Given his abundant and fertile production, one would thing that ?guedo has always been a ?full-time” painter. However, he has dedicated 38 years of his life to teaching in the art academies of Pinar del R?o (1960-1973) and Havana (1974-1997), where he left cherished memories in his students, as evidenced by a telephone call that interrupted our conversation. An ex-student wanted to share her finding with ?guedo: while rummaging among old papers, she found a poem written by her class in 1967, dedicated to ?the king of sunflowers / master of gallantry” on the painter’s birthday.”
Teaching for me was very important because it gave me the pleasure of transmitting my knowledge, despite my disagreement with the curriculum because it is my opinion that they have not given technique the emphasis it really deserves. Yet, it was a long period of my life, which I lived intensely, and which I continue to do teaching young talents.
He has also found time to sponsor a project called Baudeco, aimed at the revival of traditional wicker furniture-Arts and Crafts 2002 prize-winner-, or to daydream together with his friend, Eusebio Leal, the tireless City Historian, who visits him on a regular basis. One realization of his dreams would be a ?Lamp Museum”, to which he would donate hundreds of pieces collected by him throughout the years.
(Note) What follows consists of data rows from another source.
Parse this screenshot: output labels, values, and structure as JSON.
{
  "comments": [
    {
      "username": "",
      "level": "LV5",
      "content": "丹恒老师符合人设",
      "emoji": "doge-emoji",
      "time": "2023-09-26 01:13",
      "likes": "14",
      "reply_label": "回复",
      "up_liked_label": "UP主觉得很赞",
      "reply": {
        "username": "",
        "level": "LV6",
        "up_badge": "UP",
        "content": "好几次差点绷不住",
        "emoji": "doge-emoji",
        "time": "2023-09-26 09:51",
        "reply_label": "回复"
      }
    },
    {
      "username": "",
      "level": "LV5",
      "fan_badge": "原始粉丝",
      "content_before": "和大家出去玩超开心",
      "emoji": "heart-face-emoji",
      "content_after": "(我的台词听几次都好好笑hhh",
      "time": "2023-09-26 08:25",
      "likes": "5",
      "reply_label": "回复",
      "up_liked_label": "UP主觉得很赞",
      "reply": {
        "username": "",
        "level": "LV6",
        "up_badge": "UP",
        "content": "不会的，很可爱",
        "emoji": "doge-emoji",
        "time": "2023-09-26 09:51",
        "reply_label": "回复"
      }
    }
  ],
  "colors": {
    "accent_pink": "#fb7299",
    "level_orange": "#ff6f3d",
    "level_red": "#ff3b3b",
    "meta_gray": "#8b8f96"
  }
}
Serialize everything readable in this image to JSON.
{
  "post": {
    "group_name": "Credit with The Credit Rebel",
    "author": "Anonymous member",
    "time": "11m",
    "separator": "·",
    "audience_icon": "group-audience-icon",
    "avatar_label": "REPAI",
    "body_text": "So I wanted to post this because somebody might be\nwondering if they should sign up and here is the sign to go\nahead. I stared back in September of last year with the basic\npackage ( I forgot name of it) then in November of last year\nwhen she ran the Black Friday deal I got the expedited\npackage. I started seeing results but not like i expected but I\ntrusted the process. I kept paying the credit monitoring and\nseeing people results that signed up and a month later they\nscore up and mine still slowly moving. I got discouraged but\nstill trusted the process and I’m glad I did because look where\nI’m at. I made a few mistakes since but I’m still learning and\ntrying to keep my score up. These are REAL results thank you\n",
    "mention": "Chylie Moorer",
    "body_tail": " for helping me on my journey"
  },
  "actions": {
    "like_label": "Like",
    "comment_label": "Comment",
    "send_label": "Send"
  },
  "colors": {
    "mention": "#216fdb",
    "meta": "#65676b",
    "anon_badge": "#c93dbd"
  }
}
Contrary to the critics’ opinion, he considers himself a Romantic artist:
I have a romantic outlook of life, an insatiable need for beauty. I am definitely a nationalist painter. I love nature deeply, the natural environment that my contemporaries insist on destroying. I love my country and its scenery, and in spite of upsetting experiences and lack of understanding, my work and my own life will remain to the end.